Sep 16, 2015
Last night saw the screening of a documentary filmed by the Australian Special Broadcasting Service (SBS) and made by their highly regarded European Correspondent, Brett Mason. It looked at the Belgian euthanasia regime through the lens of personal stories.As the documentary unfolds we hear clearly from Mason, a voice of concern. To his credit, both in the documentary and in his blog story, he doesn't put his own views nor conclusions. Clearly, however, the reality of euthanasia is very different from his initial conceptual thoughts as evidenced in these comments from the blog: "I was taken aback - not for the first time in recent weeks - by just how mundane and unremarkable euthanasia is to those who perform it.""I'm unable to bury a burning sense of anguish in the pit of my stomach.

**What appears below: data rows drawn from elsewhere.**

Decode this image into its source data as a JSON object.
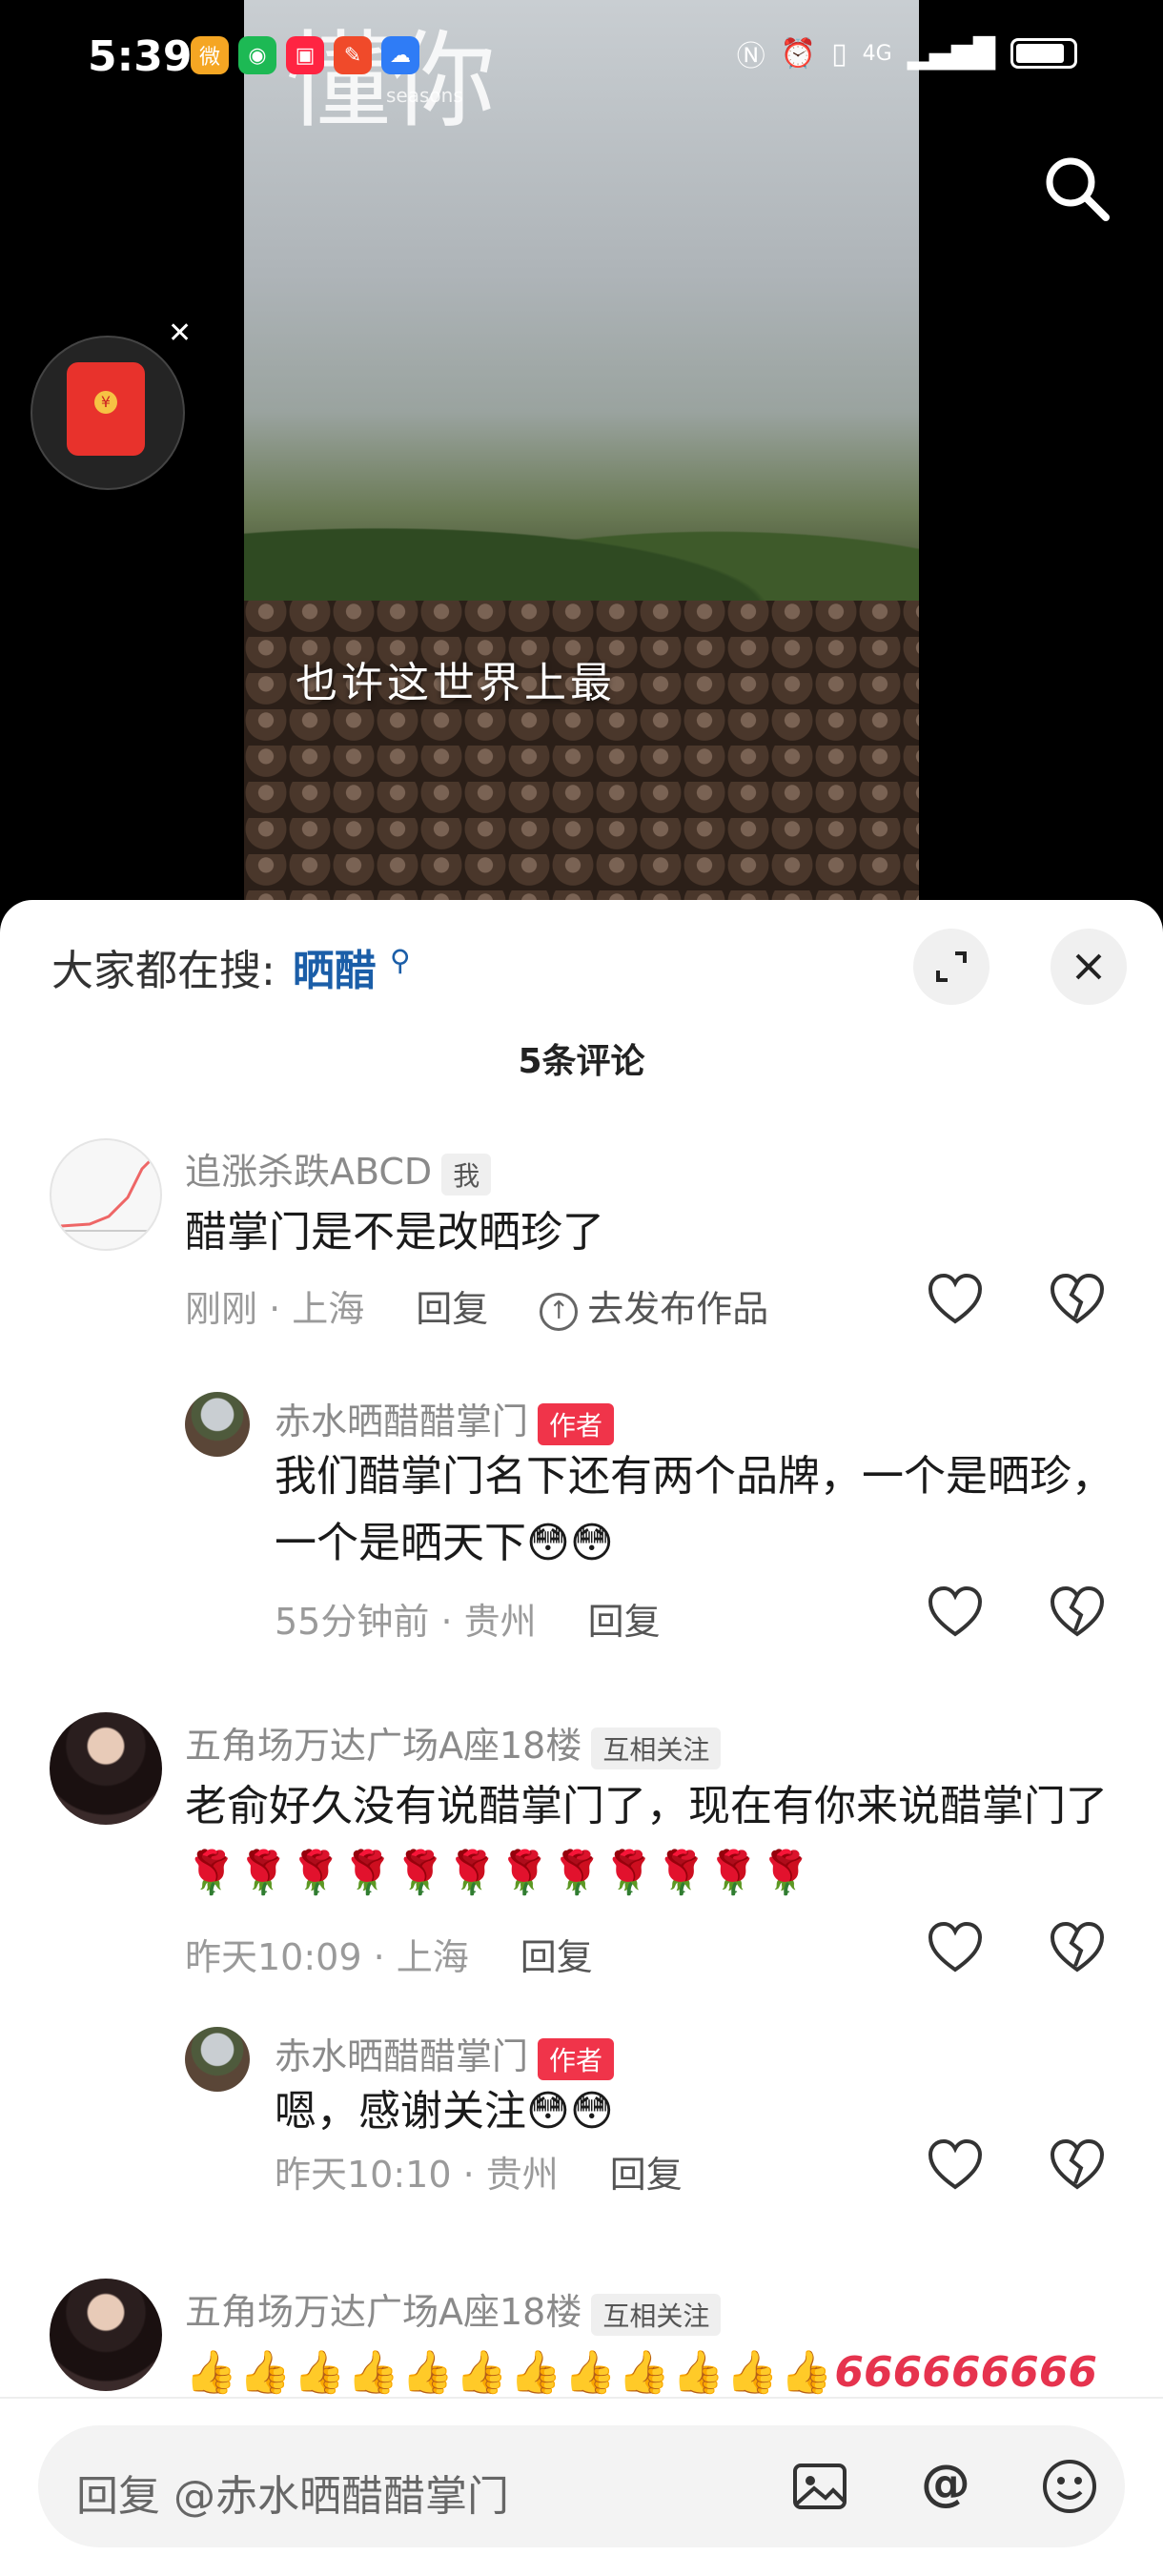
{
  "status_bar": {
    "time": "5:39",
    "apps": [
      {
        "name": "weibo-icon",
        "color": "#f5a623",
        "glyph": "微"
      },
      {
        "name": "wechat-icon",
        "color": "#1db954",
        "glyph": "◉"
      },
      {
        "name": "xiaohongshu-icon",
        "color": "#ff2442",
        "glyph": "▣"
      },
      {
        "name": "toutiao-icon",
        "color": "#f04a2a",
        "glyph": "✎"
      },
      {
        "name": "weather-icon",
        "color": "#2f7cf6",
        "glyph": "☁"
      }
    ],
    "network": "4G"
  },
  "video": {
    "watermark_big": "懂你",
    "watermark_small": "seasons",
    "subtitle": "也许这世界上最"
  },
  "sheet": {
    "hot_search_label": "大家都在搜:",
    "hot_search_keyword": "晒醋",
    "comment_count": "5条评论"
  },
  "comments": [
    {
      "user": "追涨杀跌ABCD",
      "tag": "我",
      "text": "醋掌门是不是改晒珍了",
      "time": "刚刚",
      "location": "上海",
      "reply_label": "回复",
      "publish_label": "去发布作品"
    },
    {
      "user": "赤水晒醋醋掌门",
      "tag": "作者",
      "text": "我们醋掌门名下还有两个品牌，一个是晒珍，一个是晒天下😳😳",
      "time": "55分钟前",
      "location": "贵州",
      "reply_label": "回复"
    },
    {
      "user": "五角场万达广场A座18楼",
      "tag": "互相关注",
      "text": "老俞好久没有说醋掌门了，现在有你来说醋掌门了🌹🌹🌹🌹🌹🌹🌹🌹🌹🌹🌹🌹",
      "time": "昨天10:09",
      "location": "上海",
      "reply_label": "回复"
    },
    {
      "user": "赤水晒醋醋掌门",
      "tag": "作者",
      "text": "嗯，感谢关注😳😳",
      "time": "昨天10:10",
      "location": "贵州",
      "reply_label": "回复"
    },
    {
      "user": "五角场万达广场A座18楼",
      "tag": "互相关注",
      "text_thumbs": "👍👍👍👍👍👍👍👍👍👍👍👍",
      "text_six": "666666666"
    }
  ],
  "input": {
    "placeholder": "回复 @赤水晒醋醋掌门"
  },
  "colors": {
    "author_tag": "#f0344a",
    "keyword": "#1b5ea8"
  }
}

While I fully accept and respect that this decision was the patient's and the patient's alone, over these last nine months I've been filming in Belgium questions have repeatedly been asked about how this nation's euthanasia laws are safeguarded." Continue reading